You’ve seen the headlines—“company culture” is one of the most-covered topics in business leadership over the past couple of years. You can read about why you shouldn’t just let your company culture happen.
You can explore “Why Corporate Culture Is Becoming More Important.” And, you can see how productive culture will boost your organization’s performance.
Before we launch into how company culture begins with the board, let’s define the term we’re using.
The Definition of Company Culture
According to Wikipedia, company culture (also referred to as organizational culture) “encompasses values and behaviors that contribute to the unique social and psychological environment of an organization…and includes the organization’s vision, values, norms, systems, symbols, language, assumptions, environment, location, beliefs, and habits.”
Yes, that’s a long definition! To simplify, culture is created through a blend of the practices, policies, and people that make up an organization.
So how exactly does your board of directors fit into the world of company culture? It might seem like company culture is guided heavily by the CEO. However, boards set the tone for CEOs through hiring decisions and succession planning.
As Spencer Stuart explains, “Boards can ensure that the CEO and executive team have the cultural fluency needed to define culture, and that they are attentive to culture and its impact on business performance.
To this end, boards may decide to consider an executive’s ability to manage culture as part of individual performance reviews and the succession planning process.”
So outside of CEO selection, how do board members “set the tone” for a positive culture inside of the company?
Company Culture Starts in the Boardroom
Culture all starts with organized, transparent, and intentional corporate governance.
When C-suite leaders trust that board members are giving the company their best, they are freed up to address other culture issues. They’re also freed up to strengthen and grow the positive elements that already exist.

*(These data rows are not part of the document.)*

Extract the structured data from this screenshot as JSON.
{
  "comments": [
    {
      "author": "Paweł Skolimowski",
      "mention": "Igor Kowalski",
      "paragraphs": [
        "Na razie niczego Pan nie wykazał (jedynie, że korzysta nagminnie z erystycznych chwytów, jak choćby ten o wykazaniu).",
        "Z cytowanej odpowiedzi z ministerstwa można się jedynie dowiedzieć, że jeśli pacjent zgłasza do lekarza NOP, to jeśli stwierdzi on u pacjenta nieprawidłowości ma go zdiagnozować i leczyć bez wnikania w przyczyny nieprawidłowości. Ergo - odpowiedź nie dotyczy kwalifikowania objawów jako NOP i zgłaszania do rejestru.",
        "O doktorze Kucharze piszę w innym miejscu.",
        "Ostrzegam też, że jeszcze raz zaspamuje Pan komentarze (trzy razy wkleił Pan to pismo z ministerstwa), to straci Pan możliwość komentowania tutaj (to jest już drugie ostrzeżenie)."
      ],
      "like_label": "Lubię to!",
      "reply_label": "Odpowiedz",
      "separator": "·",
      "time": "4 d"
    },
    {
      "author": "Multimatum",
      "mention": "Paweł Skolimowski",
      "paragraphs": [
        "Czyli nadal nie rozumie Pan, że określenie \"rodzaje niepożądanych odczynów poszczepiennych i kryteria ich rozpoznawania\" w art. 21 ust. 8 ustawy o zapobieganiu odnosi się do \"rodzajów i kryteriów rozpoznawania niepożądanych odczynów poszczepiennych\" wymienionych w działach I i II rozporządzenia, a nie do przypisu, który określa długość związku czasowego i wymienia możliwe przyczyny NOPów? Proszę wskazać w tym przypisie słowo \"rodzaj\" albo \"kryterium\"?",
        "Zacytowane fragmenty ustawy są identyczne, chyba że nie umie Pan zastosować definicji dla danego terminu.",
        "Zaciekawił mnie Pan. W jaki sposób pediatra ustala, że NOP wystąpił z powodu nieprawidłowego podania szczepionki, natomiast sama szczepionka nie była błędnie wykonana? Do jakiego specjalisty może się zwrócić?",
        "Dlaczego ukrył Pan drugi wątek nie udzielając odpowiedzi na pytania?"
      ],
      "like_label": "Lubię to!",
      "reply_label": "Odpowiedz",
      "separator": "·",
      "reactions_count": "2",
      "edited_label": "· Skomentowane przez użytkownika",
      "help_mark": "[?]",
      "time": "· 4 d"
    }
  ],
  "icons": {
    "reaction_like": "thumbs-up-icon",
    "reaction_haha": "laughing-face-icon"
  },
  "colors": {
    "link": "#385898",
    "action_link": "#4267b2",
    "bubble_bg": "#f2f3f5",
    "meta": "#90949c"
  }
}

Take the example of light of recent corporate scandals at big-hitters like Uber, Wells Fargo, and Equifax. Boards are realizing that corruption, unethical behavior, and other negative, cultural qualities can ultimately damage a company’s bottom line.
In fact, the National Association for Corporate Directors picked up the topic and ran with it in their recent report, “Culture as a Corporate Asset.” The gist of the report can be gleaned from a few lines at the beginning of the report, which state:

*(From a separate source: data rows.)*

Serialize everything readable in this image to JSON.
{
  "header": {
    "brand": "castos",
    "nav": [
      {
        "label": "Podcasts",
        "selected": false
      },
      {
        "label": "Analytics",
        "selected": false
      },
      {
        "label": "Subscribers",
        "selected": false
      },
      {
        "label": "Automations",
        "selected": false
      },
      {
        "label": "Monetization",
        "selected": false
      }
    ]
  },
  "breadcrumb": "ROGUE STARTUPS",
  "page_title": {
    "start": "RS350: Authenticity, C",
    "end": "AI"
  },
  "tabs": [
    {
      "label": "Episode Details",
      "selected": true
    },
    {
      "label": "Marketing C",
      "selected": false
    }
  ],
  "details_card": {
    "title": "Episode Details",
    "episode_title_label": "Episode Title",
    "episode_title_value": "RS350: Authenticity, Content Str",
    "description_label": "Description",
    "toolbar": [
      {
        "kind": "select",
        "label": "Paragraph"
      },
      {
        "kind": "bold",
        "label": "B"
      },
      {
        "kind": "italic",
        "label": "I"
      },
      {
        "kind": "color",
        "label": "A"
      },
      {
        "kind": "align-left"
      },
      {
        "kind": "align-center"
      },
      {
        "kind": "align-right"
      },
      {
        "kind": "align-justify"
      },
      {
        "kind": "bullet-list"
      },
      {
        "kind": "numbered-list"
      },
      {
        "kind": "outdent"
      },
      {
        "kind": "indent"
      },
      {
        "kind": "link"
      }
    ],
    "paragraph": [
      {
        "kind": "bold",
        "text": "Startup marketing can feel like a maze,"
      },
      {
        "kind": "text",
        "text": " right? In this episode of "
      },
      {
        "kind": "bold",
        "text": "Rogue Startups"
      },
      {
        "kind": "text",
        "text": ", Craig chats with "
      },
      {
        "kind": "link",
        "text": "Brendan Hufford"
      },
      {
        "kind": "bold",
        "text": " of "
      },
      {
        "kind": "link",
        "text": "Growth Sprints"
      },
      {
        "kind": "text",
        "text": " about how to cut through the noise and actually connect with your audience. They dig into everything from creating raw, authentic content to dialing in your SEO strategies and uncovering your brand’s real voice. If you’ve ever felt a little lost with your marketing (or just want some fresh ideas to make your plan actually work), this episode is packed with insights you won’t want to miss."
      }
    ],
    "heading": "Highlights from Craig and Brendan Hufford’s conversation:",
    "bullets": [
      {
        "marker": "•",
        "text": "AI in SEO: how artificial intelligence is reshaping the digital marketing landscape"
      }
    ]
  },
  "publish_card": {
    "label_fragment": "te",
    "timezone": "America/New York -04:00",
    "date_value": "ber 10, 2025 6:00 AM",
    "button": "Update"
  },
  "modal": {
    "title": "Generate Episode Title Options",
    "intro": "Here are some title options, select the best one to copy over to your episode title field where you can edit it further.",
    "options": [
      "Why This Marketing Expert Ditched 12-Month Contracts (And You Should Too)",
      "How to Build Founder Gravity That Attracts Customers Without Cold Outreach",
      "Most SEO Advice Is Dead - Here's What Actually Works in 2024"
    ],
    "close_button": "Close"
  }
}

“As directors, we have a responsibility to bring more rigor to the discussion about organizational culture. We are well-positioned to play this role: directors’ independence is an advantage, not a hindrance, in culture-oversight activities.”